In June last year Rwandatel  introduced its  ‘10 for 30’ freedom profile  in which customers enjoyed 30 days of free talk with a phone that was sold at Rwf10,000 only.

During the same period, it reduced its ‘on-net’ tariff from Rwf85 to Rwf72 per minute and slashed its SMS charges from Rwf40 to Rwf10 while introducing on-net and free SMS between 11:00 p.m and 6:00 a.m on a daily basis.

This was closely followed by ‘Vuga’ and ‘Isange’ tariff. These are per second and per minute tariffs which Rwandatel contends to be the lowest tariffs on the market to date. With these tariffs, Rwandatel did away with its call set up fees.

Rwandatel’s latest offer is an affordable phone dubbed ‘akanyenyeri’. It sells for Rwf8,000 and comes with Rwf18,500 worth of airtime and Rwf300 free on-net SMS.
Kabasiita acknowledged that the intense competition may have affected tariffs in general.
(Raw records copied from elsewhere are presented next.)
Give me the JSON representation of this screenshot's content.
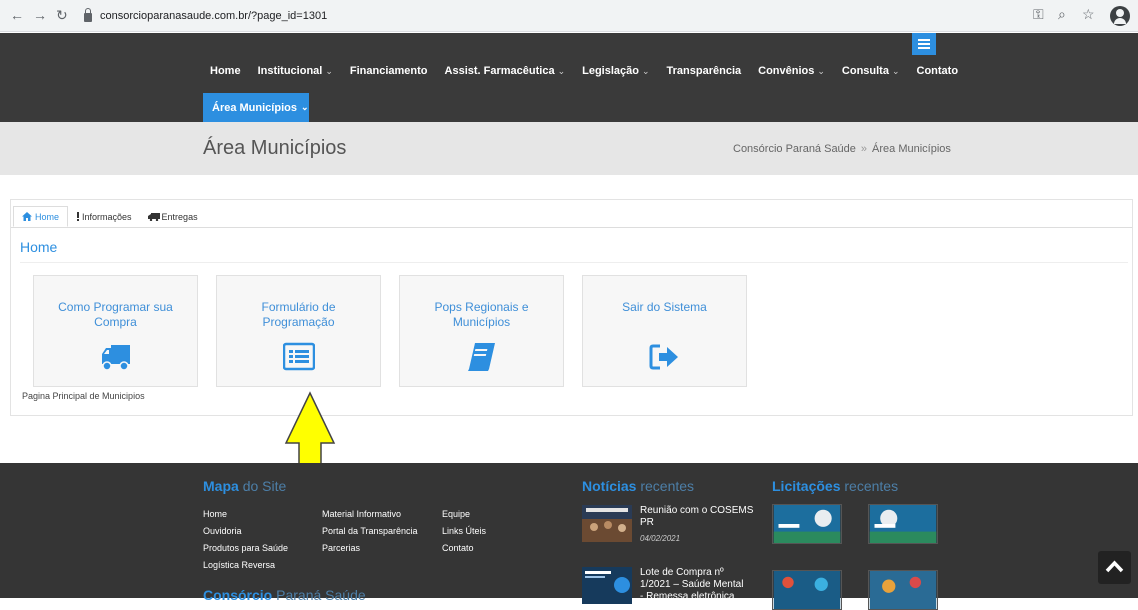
{
  "browser": {
    "url": "consorcioparanasaude.com.br/?page_id=1301"
  },
  "nav": {
    "items": [
      {
        "label": "Home",
        "dropdown": false
      },
      {
        "label": "Institucional",
        "dropdown": true
      },
      {
        "label": "Financiamento",
        "dropdown": false
      },
      {
        "label": "Assist. Farmacêutica",
        "dropdown": true
      },
      {
        "label": "Legislação",
        "dropdown": true
      },
      {
        "label": "Transparência",
        "dropdown": false
      },
      {
        "label": "Convênios",
        "dropdown": true
      },
      {
        "label": "Consulta",
        "dropdown": true
      },
      {
        "label": "Contato",
        "dropdown": false
      }
    ],
    "area_button": "Área Municípios",
    "caret": "⌄"
  },
  "header": {
    "title": "Área Municípios",
    "breadcrumb": {
      "root": "Consórcio Paraná Saúde",
      "sep": "»",
      "current": "Área Municípios"
    }
  },
  "panel": {
    "tabs": [
      "Home",
      "Informações",
      "Entregas"
    ],
    "section_title": "Home",
    "cards": [
      {
        "label": "Como Programar sua Compra",
        "icon": "truck-icon"
      },
      {
        "label": "Formulário de Programação",
        "icon": "list-icon"
      },
      {
        "label": "Pops Regionais e Municípios",
        "icon": "book-icon"
      },
      {
        "label": "Sair do Sistema",
        "icon": "sign-out-icon"
      }
    ],
    "note": "Pagina Principal de Municipios"
  },
  "footer": {
    "mapa": {
      "heading_bold": "Mapa",
      "heading_light": "do Site"
    },
    "links_col1": [
      "Home",
      "Ouvidoria",
      "Produtos para Saúde",
      "Logística Reversa"
    ],
    "links_col2": [
      "Material Informativo",
      "Portal da Transparência",
      "Parcerias"
    ],
    "links_col3": [
      "Equipe",
      "Links Úteis",
      "Contato"
    ],
    "consorcio": {
      "heading_bold": "Consórcio",
      "heading_light": "Paraná Saúde"
    },
    "noticias": {
      "heading_bold": "Notícias",
      "heading_light": "recentes"
    },
    "news": [
      {
        "title_line1": "Reunião com o COSEMS",
        "title_line2": "PR",
        "date": "04/02/2021"
      },
      {
        "title_line1": "Lote de Compra nº",
        "title_line2": "1/2021 – Saúde Mental",
        "title_line3": "- Remessa eletrônica"
      }
    ],
    "licitacoes": {
      "heading_bold": "Licitações",
      "heading_light": "recentes"
    }
  },
  "colors": {
    "accent": "#2d8fe0",
    "nav_bg": "#3a3a3a",
    "footer_bg": "#353535",
    "arrow": "#ffff00"
  }
}
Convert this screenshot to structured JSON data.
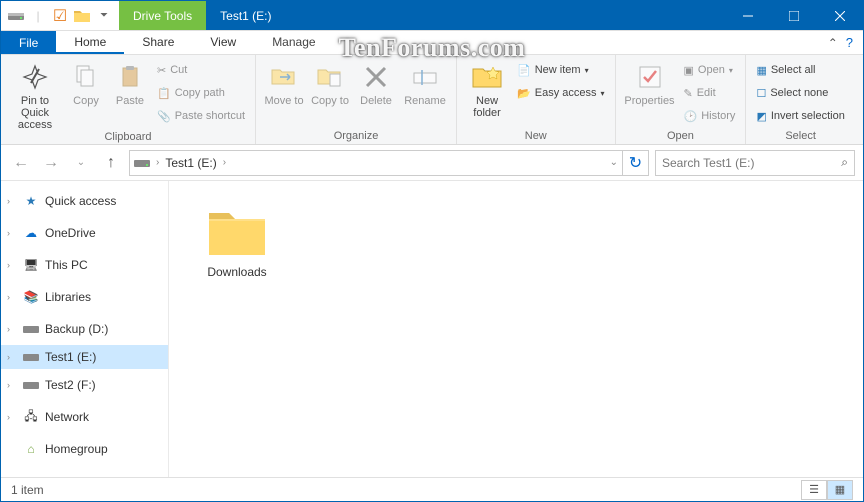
{
  "window": {
    "title": "Test1 (E:)",
    "drive_tools_label": "Drive Tools",
    "watermark": "TenForums.com"
  },
  "tabs": {
    "file": "File",
    "home": "Home",
    "share": "Share",
    "view": "View",
    "manage": "Manage"
  },
  "ribbon": {
    "clipboard": {
      "label": "Clipboard",
      "pin": "Pin to Quick access",
      "copy": "Copy",
      "paste": "Paste",
      "cut": "Cut",
      "copy_path": "Copy path",
      "paste_shortcut": "Paste shortcut"
    },
    "organize": {
      "label": "Organize",
      "move_to": "Move to",
      "copy_to": "Copy to",
      "delete": "Delete",
      "rename": "Rename"
    },
    "new": {
      "label": "New",
      "new_folder": "New folder",
      "new_item": "New item",
      "easy_access": "Easy access"
    },
    "open": {
      "label": "Open",
      "properties": "Properties",
      "open": "Open",
      "edit": "Edit",
      "history": "History"
    },
    "select": {
      "label": "Select",
      "select_all": "Select all",
      "select_none": "Select none",
      "invert": "Invert selection"
    }
  },
  "address": {
    "crumb": "Test1 (E:)",
    "search_placeholder": "Search Test1 (E:)"
  },
  "nav": {
    "quick_access": "Quick access",
    "onedrive": "OneDrive",
    "this_pc": "This PC",
    "libraries": "Libraries",
    "backup": "Backup (D:)",
    "test1": "Test1 (E:)",
    "test2": "Test2 (F:)",
    "network": "Network",
    "homegroup": "Homegroup"
  },
  "files": {
    "item0": "Downloads"
  },
  "status": {
    "count": "1 item"
  }
}
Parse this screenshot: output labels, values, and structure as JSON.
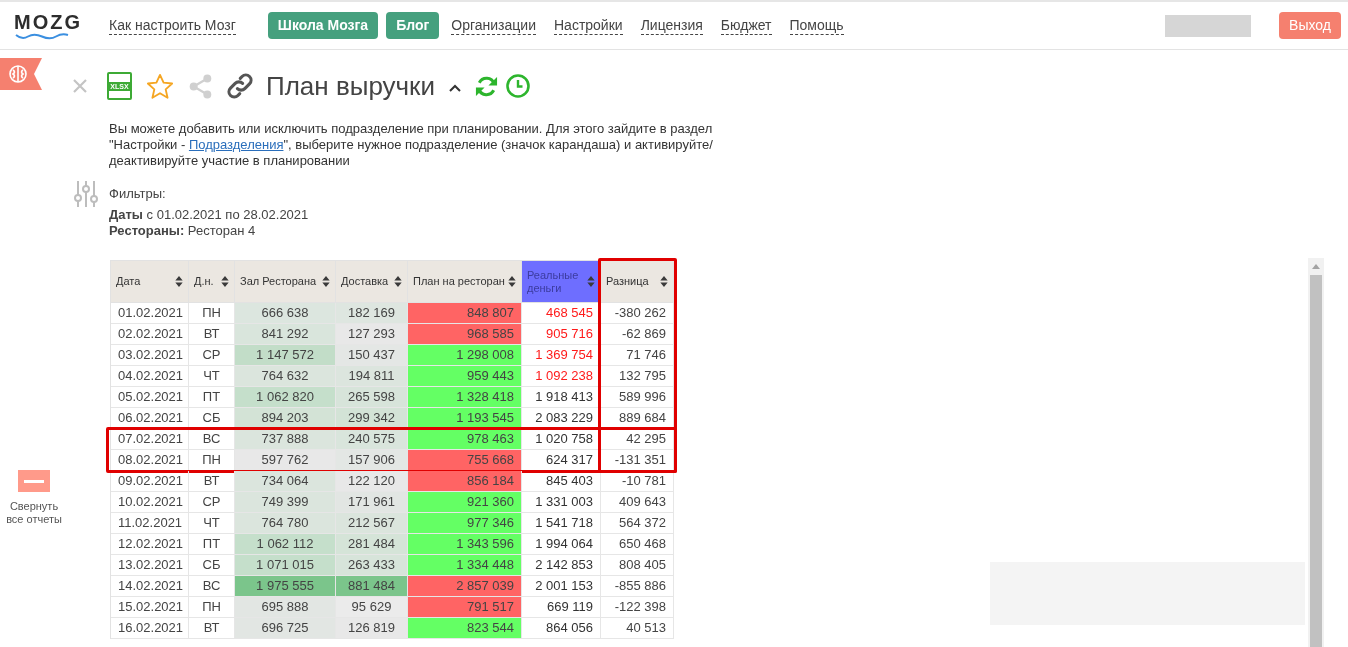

She was quick to concede that other equally important factors played a role in Rwandatel’s price cuts. 

“It is important to note that pricing of a unit of airtime or any of our products is based on so many other factors which include; hardware network costs, operation costs, taxes and expected subscriptions,” she added.

To keep stiff competition in check, Rwandatel introduced a weekly loyalty program that gave it the opportunity to reward its customers based on their continued patronage.
Just prior to Tigo’s entry Rwandatel gave away almost Rwf50 million in customer appreciation which boosted its subscriber base to reach 515,000. 

Tigo’s ‘David and Goliath’ strategy

Tigo’s dramatic entry at the end of 2009 has been marked by its keenness to ruffle the feathers of the two operators from day one. Tigo’s ongoing promotional package can be equated to the ‘David and Goliath’ strategy into Rwanda’s telecom fraternity.

Tigo has drastically cut down on its call tariffs by a whopping 88.9 percent from Rwf90 to Rwf10 per minute.
The promotion is taken as the new operator’s key entry mechanism as it digs deep into the market.

Officials say that it could last for only six months since it was launched. However, the tariff is only applicable on Tigo to Tigo calls. Tigo’s ‘David and Goliath’ strategy can also be seen through its SMS offer where it has instituted another massive 95 percent price cut from Rwf20 to Rwf1.

Consequently the numbers have started accumulating for Tigo. Marcelo Alema, Tigo’s Chief Executive Officer (CEO) informed The New Times that it has already secured just within its 100 days of operations a five percent share of the local market. 

“Tigo’s market penetration is moving at a steady pace. This trend is a reflection of a new dawn for future telecom business in Rwanda,” Alema said.

“As competition in the telecom business continues to intensify, consumers will be treated to a range of choices and favorable services,” added Alema.

It has not escaped observers that Tigo is keen on capitalizing its low tariff package to boost its subscriber base.

At this rate, customers are left to determine the progress of the price wars while the players in Rwanda’s telecom industry—MTN, Rwandatel and Tigo continue to intensify their battle to capture more ground.